This is a beautiful long stretch of sand with lots of rock pools and with the backdrop of the dramatic cliffs and the strange rock formations. This walk is popular with all the family and especially our dog, Toby.

Start the walk at Crooklets beach. in Bude. Parking is available at Crooklets or Rosie’s cafe or on the street from October to the end of May. Dogs are not allowed on Crooklets from Easter to the end of September. However, you can still do the walk. Just walk up above Crooklets, either taking the steps next to  the Bude SSLC hut behind Rosie’s or following the road up behind Rosie’s. Go through the gate onto the coastal path where you will see a path going down through the cliffs on your left. Follow this and scramble down the rocks onto the beach. Head right and you will find a way through the rocks down onto the sand.

Walk along the sands to Northcott Mouth. This is a dog friendly beach and there is a lifeguard service in the summer. You can climb up the beach here. It is a bit of a scramble over stones at the top. You will see a cottage up on the top of the cliffs to your right as you face inland. The coastal path back to Bude runs up past this cottage. This is a fairly easy stretch of the coastal path with no really steep climbs or steps. The views are spectacular and the flowers in Spring are beautiful.

If you feel like stopping for lunch or a cream tea Margaret’s Rustic Tea Gardens  at Northcott Mouth are highly recommended. The cream teas and cakes are delicious. Sandwiches and pasties are good too. All seating is outside in a pretty garden just along the track from the beach. Margaret’s is open from Easter to early October.

 

Alternatively carry on along the sand to Sandymouth, a beautiful National Trust beach. If the tide is low, just north of Northcott Mouth you will see bits of a shipwreck sticking up from the sands. This is the wreck of the SS Belem which ran ashore in 1917.

 

Pieces of the wreck of the SS Belem which ran aground in 1917

From Sandymouth walk up the path leading up from the beach. Pick up the coastal path on the right towards Bude. There is a cafe and toilet at Sandymouth (March-November, times vary), or stop off at Margaret’s at Northcott along the way.

 

On a good day the sea is very inviting…

The path from Sandymouth to Northcott is more difficult than the stretch to Bude. There is a steep but short climb from Sandymouth to the coastal path and a steep run of steps down to Northcott.

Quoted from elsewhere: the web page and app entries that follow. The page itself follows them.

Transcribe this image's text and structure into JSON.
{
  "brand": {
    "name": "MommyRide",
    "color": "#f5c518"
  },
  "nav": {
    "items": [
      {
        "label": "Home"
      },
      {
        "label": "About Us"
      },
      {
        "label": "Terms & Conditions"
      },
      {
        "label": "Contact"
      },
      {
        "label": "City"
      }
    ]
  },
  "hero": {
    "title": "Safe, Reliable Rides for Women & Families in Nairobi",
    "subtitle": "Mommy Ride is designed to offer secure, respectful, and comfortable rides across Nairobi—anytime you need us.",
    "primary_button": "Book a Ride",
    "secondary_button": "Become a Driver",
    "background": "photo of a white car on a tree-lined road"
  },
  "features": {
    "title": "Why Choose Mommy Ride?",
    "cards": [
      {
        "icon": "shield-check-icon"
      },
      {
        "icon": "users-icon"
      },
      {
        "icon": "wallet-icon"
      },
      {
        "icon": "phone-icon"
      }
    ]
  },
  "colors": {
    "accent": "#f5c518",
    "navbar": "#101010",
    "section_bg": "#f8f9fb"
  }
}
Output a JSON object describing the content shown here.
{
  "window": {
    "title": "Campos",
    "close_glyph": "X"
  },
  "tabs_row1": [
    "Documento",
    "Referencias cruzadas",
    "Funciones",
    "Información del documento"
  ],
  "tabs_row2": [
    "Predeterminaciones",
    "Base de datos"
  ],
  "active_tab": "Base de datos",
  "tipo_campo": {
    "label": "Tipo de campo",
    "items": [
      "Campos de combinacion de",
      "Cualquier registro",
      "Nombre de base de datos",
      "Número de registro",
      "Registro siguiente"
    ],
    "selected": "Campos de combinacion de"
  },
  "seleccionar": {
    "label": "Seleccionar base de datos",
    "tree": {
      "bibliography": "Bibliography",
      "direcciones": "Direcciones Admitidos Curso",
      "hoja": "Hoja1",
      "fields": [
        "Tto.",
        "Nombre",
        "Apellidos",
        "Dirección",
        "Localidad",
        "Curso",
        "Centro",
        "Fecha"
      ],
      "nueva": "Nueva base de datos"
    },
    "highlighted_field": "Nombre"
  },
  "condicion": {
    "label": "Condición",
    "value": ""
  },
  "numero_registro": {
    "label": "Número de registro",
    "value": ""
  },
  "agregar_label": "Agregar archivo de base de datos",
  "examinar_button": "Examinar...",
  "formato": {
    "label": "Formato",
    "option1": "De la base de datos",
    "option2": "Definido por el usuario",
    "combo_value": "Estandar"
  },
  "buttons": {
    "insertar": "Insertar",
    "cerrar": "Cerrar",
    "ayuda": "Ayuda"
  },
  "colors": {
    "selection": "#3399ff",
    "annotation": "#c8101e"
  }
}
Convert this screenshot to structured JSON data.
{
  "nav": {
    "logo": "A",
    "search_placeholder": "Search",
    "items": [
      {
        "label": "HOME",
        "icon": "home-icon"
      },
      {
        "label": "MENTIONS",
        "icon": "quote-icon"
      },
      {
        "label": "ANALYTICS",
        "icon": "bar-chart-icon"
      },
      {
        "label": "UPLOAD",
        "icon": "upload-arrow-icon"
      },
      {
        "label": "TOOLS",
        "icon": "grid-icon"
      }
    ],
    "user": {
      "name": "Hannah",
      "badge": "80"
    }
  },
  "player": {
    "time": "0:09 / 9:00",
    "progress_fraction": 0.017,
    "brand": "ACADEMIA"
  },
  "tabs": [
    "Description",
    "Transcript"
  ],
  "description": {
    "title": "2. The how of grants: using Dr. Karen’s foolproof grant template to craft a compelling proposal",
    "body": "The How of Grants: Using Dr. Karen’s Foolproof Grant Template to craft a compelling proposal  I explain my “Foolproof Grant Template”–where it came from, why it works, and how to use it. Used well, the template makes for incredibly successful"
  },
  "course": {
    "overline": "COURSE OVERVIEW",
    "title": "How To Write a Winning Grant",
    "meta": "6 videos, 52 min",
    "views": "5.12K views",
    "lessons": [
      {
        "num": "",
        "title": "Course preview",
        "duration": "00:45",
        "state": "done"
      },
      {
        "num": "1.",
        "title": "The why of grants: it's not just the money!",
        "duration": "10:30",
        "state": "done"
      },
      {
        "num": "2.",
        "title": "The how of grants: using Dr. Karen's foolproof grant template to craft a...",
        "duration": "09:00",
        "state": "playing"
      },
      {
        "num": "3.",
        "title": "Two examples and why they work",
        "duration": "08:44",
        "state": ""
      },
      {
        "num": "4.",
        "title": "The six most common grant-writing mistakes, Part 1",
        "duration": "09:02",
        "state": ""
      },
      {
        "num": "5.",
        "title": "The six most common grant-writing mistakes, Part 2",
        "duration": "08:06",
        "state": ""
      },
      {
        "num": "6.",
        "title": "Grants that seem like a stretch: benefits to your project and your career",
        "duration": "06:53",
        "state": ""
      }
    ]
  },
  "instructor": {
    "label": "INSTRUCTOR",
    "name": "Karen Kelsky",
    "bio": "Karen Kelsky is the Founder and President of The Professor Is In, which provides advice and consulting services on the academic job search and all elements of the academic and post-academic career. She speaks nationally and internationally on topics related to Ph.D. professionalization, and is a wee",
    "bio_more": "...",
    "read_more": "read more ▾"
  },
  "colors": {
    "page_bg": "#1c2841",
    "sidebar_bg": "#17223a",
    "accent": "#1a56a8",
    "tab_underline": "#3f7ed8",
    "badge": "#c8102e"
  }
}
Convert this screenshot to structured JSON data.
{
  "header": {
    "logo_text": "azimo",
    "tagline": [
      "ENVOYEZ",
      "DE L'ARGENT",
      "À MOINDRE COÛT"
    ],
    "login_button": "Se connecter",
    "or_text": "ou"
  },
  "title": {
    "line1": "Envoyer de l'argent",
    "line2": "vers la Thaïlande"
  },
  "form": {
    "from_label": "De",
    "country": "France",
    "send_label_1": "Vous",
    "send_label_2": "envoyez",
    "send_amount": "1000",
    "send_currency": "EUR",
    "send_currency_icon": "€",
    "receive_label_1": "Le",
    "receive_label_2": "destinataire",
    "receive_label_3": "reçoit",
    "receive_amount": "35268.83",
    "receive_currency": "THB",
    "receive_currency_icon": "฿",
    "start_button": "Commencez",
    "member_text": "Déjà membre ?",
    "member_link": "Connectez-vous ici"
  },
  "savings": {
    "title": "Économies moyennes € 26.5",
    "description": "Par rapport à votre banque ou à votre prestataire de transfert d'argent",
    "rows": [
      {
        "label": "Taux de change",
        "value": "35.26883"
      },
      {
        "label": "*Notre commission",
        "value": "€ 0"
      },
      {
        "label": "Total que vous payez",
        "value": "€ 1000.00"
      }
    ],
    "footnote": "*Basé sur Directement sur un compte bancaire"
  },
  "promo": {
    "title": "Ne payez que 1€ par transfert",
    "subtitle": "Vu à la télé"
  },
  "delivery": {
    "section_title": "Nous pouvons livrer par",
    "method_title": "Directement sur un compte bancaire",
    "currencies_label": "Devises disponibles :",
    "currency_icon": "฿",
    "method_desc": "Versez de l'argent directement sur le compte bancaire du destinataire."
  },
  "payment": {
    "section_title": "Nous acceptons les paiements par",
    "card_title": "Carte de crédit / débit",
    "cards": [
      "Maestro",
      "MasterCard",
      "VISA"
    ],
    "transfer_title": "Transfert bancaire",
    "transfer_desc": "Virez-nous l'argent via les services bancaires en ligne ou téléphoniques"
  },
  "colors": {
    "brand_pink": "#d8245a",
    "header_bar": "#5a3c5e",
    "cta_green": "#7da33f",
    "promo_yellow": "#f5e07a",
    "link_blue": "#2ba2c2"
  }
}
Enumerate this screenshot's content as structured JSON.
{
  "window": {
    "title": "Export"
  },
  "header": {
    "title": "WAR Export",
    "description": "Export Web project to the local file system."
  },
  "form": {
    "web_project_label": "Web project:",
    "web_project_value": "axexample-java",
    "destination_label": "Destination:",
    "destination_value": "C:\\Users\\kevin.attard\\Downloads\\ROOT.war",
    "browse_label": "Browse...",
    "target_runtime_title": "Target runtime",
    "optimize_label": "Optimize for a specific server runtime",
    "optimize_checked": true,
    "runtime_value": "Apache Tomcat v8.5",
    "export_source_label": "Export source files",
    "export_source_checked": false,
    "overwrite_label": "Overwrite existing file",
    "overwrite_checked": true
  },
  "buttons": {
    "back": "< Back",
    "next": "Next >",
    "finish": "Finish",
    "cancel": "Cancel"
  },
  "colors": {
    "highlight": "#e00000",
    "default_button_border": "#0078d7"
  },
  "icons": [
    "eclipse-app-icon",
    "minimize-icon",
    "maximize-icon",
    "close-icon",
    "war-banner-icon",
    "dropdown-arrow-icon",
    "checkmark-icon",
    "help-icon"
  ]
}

You can walk from Crooklets to Northcott and back in an hour if you are quick. Allow and hour and a half to two hours if you want to explore the beach or stop off for lunch. Allow two hours to walk from Crooklets to Sandymouth and back.